━━ The data
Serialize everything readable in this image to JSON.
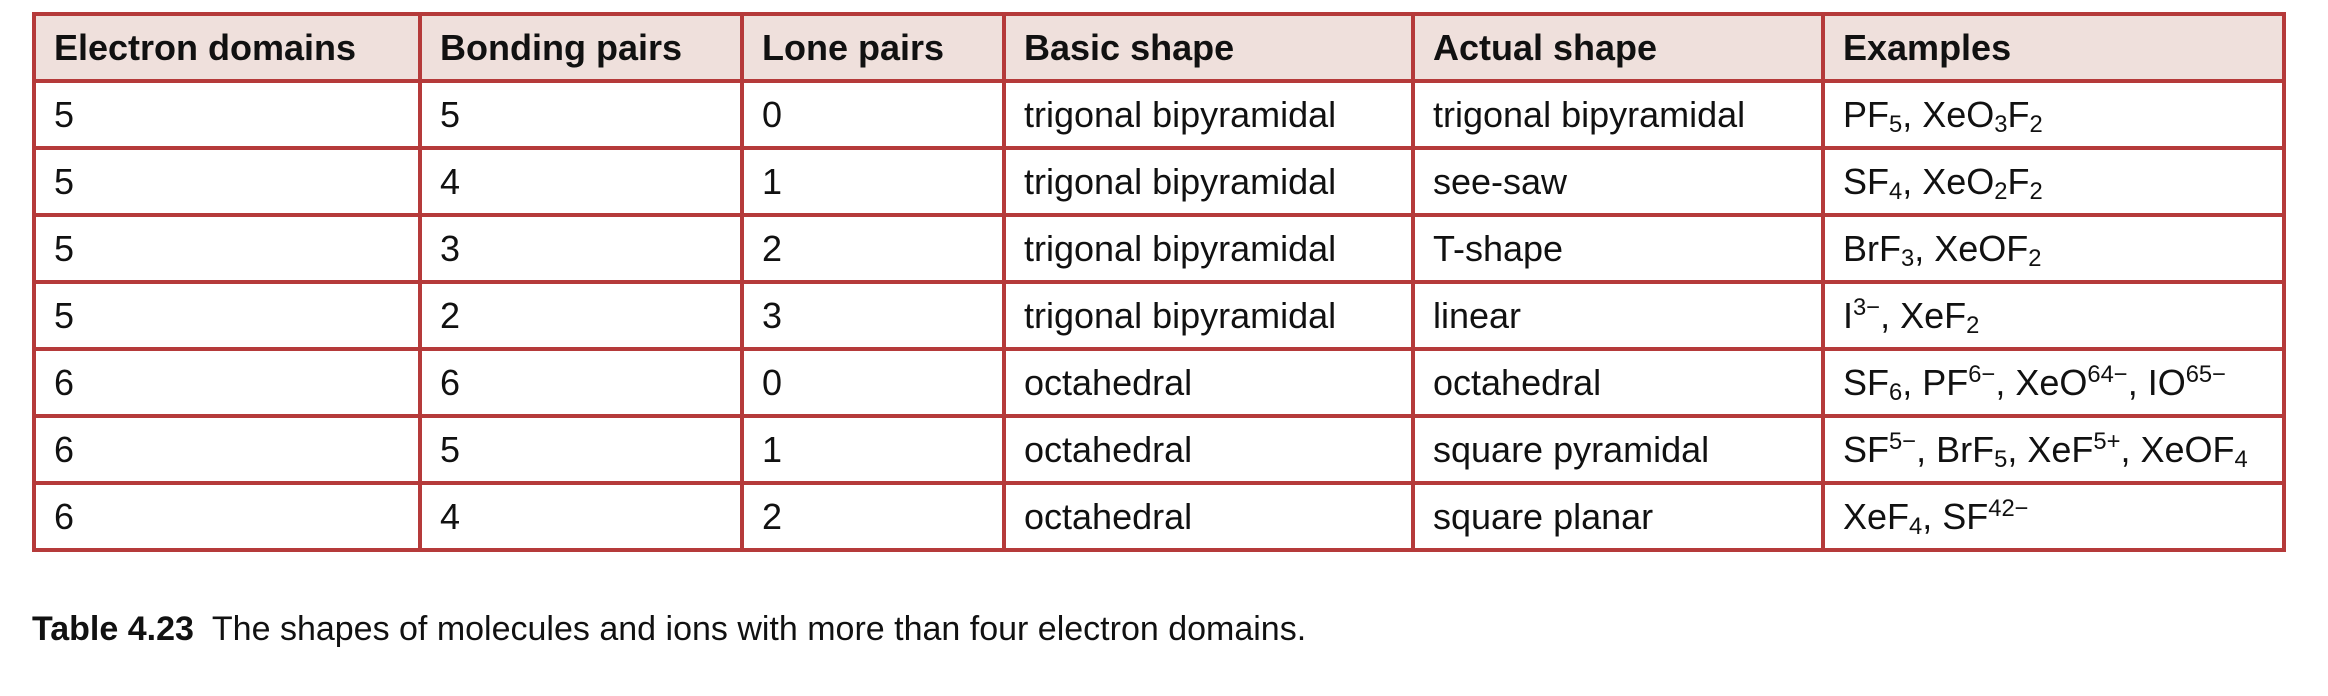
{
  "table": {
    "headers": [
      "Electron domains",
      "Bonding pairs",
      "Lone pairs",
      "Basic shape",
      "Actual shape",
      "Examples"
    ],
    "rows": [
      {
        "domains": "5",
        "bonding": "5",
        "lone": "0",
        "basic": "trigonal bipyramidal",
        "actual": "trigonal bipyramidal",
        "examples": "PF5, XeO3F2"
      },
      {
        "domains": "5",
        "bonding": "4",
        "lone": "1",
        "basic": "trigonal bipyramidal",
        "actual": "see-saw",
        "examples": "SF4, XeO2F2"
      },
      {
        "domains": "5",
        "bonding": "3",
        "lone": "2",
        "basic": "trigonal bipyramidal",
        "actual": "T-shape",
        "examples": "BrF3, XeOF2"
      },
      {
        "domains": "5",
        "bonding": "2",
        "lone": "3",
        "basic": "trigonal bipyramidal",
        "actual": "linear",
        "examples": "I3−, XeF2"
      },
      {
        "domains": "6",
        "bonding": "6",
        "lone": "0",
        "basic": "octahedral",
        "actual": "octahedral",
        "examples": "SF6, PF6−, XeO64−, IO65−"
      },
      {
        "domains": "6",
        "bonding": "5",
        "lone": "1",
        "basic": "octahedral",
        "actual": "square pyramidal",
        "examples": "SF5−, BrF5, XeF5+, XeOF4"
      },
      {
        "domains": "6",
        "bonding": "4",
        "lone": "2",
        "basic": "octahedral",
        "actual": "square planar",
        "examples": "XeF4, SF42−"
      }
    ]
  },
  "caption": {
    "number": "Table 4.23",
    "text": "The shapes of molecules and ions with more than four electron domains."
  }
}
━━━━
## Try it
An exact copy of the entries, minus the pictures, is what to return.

## Response to this exercise
Serialize everything readable in this image to JSON.
{
  "table": {
    "headers": [
      "Electron domains",
      "Bonding pairs",
      "Lone pairs",
      "Basic shape",
      "Actual shape",
      "Examples"
    ],
    "rows": [
      {
        "domains": "5",
        "bonding": "5",
        "lone": "0",
        "basic": "trigonal bipyramidal",
        "actual": "trigonal bipyramidal",
        "examples": "PF5, XeO3F2"
      },
      {
        "domains": "5",
        "bonding": "4",
        "lone": "1",
        "basic": "trigonal bipyramidal",
        "actual": "see-saw",
        "examples": "SF4, XeO2F2"
      },
      {
        "domains": "5",
        "bonding": "3",
        "lone": "2",
        "basic": "trigonal bipyramidal",
        "actual": "T-shape",
        "examples": "BrF3, XeOF2"
      },
      {
        "domains": "5",
        "bonding": "2",
        "lone": "3",
        "basic": "trigonal bipyramidal",
        "actual": "linear",
        "examples": "I3−, XeF2"
      },
      {
        "domains": "6",
        "bonding": "6",
        "lone": "0",
        "basic": "octahedral",
        "actual": "octahedral",
        "examples": "SF6, PF6−, XeO64−, IO65−"
      },
      {
        "domains": "6",
        "bonding": "5",
        "lone": "1",
        "basic": "octahedral",
        "actual": "square pyramidal",
        "examples": "SF5−, BrF5, XeF5+, XeOF4"
      },
      {
        "domains": "6",
        "bonding": "4",
        "lone": "2",
        "basic": "octahedral",
        "actual": "square planar",
        "examples": "XeF4, SF42−"
      }
    ]
  },
  "caption": {
    "number": "Table 4.23",
    "text": "The shapes of molecules and ions with more than four electron domains."
  }
}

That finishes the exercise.